Problem to solve:
Find every line in the entries that holds the string "subtitle" and report it.

____ Listed records

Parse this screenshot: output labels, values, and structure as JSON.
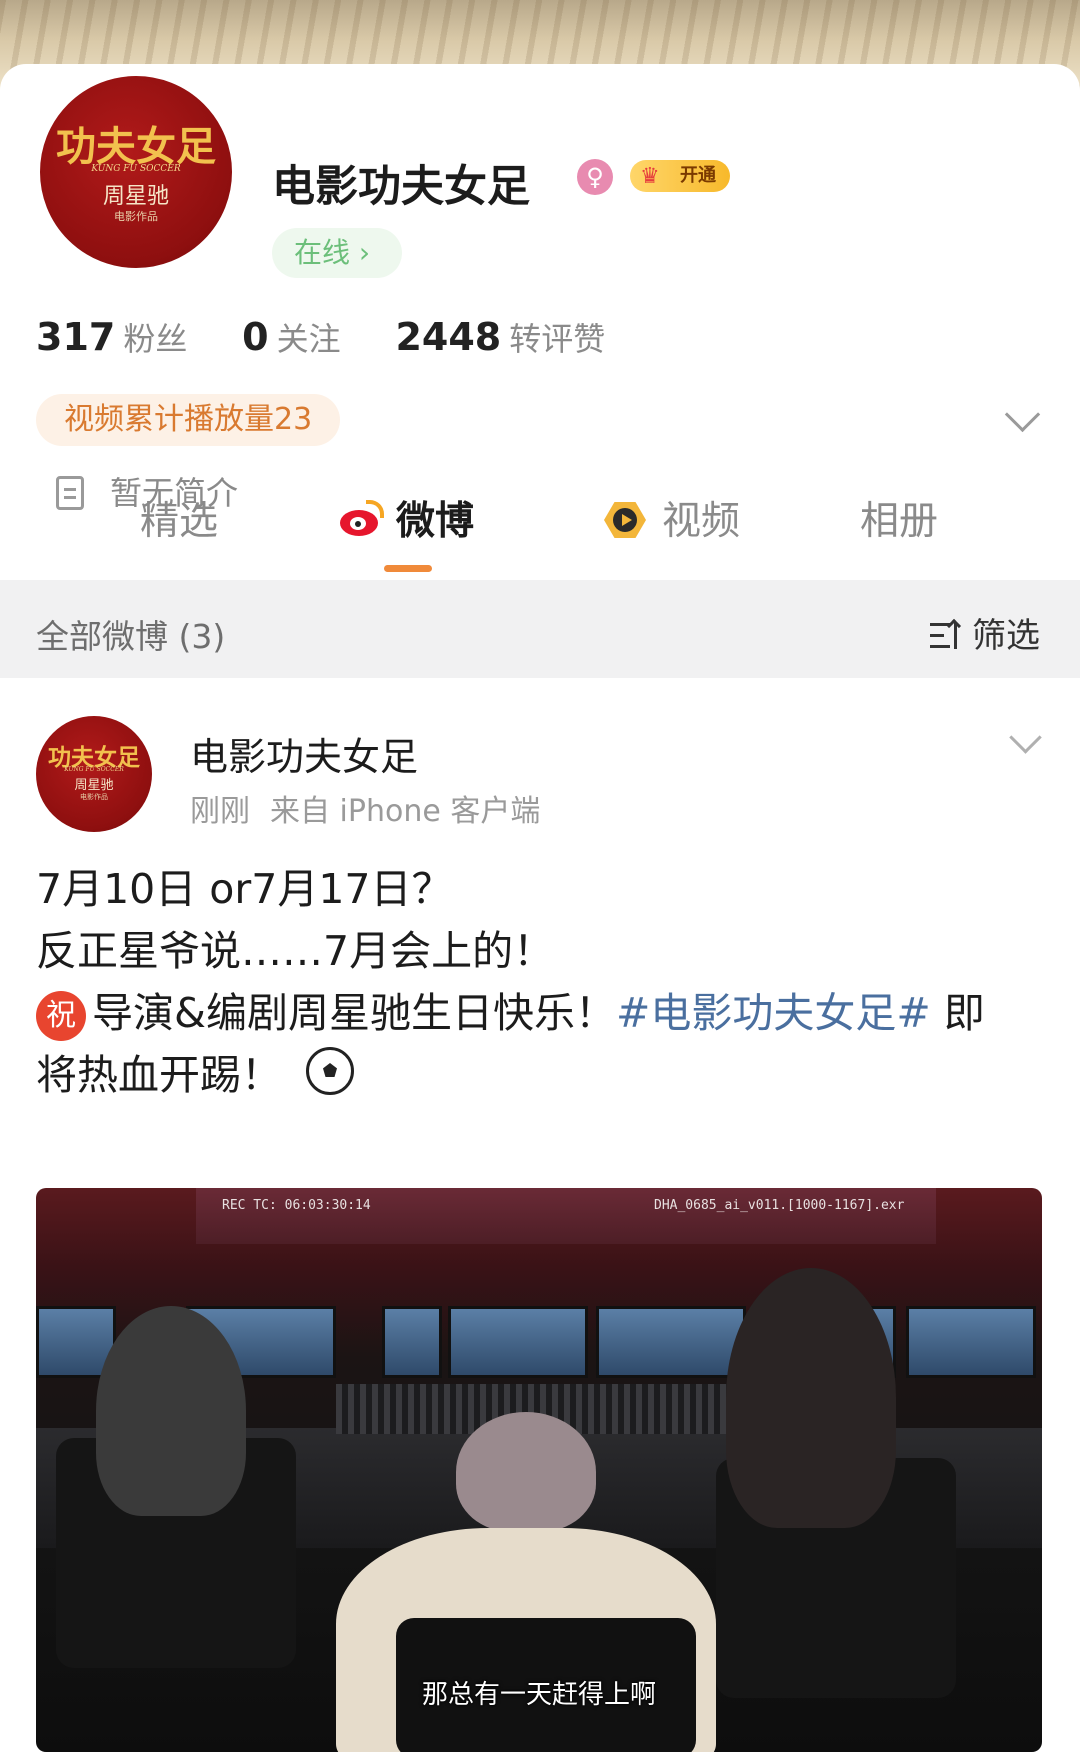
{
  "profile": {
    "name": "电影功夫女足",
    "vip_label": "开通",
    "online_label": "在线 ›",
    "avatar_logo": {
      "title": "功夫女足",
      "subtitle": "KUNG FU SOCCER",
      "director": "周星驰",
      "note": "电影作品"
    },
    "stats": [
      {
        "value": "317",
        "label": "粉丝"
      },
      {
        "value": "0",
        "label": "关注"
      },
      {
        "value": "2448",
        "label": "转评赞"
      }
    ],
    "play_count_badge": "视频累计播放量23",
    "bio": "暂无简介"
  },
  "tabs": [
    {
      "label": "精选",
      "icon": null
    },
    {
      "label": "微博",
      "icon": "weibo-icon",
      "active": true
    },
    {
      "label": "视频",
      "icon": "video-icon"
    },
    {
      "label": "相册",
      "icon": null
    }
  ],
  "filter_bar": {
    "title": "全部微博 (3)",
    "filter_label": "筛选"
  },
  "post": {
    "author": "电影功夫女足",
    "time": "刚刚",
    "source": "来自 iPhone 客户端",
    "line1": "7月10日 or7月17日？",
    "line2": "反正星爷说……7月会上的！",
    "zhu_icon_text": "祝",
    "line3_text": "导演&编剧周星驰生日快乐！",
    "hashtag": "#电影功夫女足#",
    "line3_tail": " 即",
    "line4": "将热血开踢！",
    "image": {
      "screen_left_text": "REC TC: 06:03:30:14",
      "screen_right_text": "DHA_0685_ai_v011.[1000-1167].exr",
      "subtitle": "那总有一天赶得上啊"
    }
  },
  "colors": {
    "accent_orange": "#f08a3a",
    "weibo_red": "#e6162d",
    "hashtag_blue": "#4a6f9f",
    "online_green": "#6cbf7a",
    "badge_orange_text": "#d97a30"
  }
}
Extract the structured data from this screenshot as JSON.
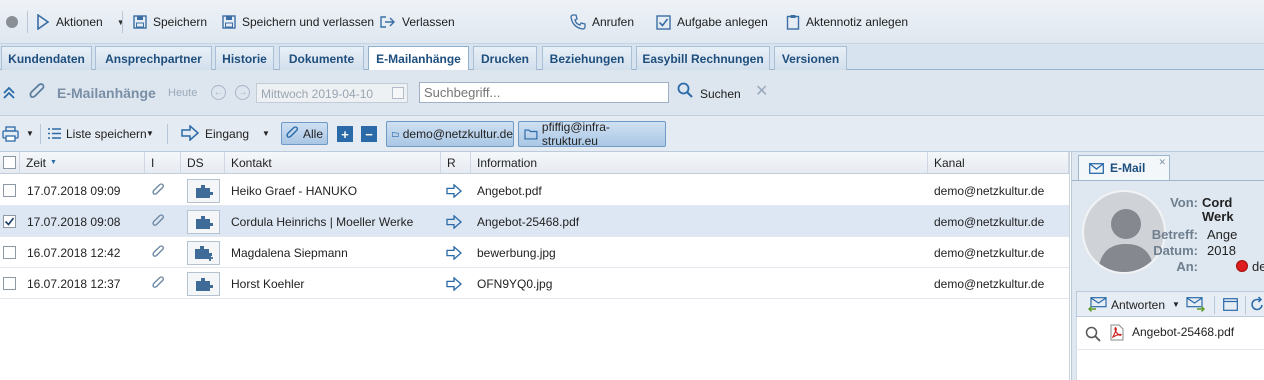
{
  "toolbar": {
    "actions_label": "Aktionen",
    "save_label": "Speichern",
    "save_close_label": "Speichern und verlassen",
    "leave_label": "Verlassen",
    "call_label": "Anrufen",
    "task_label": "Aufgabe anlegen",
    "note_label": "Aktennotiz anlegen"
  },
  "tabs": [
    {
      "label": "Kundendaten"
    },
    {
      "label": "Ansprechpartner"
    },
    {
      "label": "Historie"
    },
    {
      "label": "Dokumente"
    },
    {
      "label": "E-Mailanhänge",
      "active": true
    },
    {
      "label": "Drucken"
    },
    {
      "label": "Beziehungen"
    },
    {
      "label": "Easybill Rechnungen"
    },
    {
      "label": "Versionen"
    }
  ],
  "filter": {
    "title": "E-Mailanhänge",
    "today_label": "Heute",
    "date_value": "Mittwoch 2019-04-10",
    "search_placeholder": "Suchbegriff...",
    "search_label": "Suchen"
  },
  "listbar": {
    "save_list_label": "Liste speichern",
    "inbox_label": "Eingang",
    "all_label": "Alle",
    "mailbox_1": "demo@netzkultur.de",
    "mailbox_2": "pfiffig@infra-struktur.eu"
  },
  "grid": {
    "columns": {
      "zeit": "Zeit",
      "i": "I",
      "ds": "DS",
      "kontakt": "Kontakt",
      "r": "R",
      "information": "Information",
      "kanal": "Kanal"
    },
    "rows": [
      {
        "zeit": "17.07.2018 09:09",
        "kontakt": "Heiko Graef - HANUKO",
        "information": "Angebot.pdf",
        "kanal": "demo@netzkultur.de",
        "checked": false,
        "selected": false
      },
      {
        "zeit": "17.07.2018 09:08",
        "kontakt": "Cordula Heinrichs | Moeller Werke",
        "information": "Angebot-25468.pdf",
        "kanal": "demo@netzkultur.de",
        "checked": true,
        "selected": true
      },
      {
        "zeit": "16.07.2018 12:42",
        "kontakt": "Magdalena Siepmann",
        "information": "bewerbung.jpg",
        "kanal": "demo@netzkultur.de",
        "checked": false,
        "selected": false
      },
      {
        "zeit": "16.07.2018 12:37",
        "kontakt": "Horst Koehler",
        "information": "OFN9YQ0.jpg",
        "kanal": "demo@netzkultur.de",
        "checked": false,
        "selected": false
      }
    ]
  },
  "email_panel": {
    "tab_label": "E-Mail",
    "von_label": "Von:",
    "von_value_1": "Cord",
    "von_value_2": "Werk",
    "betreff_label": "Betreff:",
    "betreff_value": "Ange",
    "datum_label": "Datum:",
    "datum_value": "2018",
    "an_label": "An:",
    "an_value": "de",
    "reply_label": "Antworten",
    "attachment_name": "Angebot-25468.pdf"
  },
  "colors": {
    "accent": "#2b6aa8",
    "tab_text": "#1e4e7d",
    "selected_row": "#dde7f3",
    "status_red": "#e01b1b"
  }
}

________

Exercise response:
      "subtitle": "KUNG FU SOCCER",
      "subtitle": "那总有一天赶得上啊"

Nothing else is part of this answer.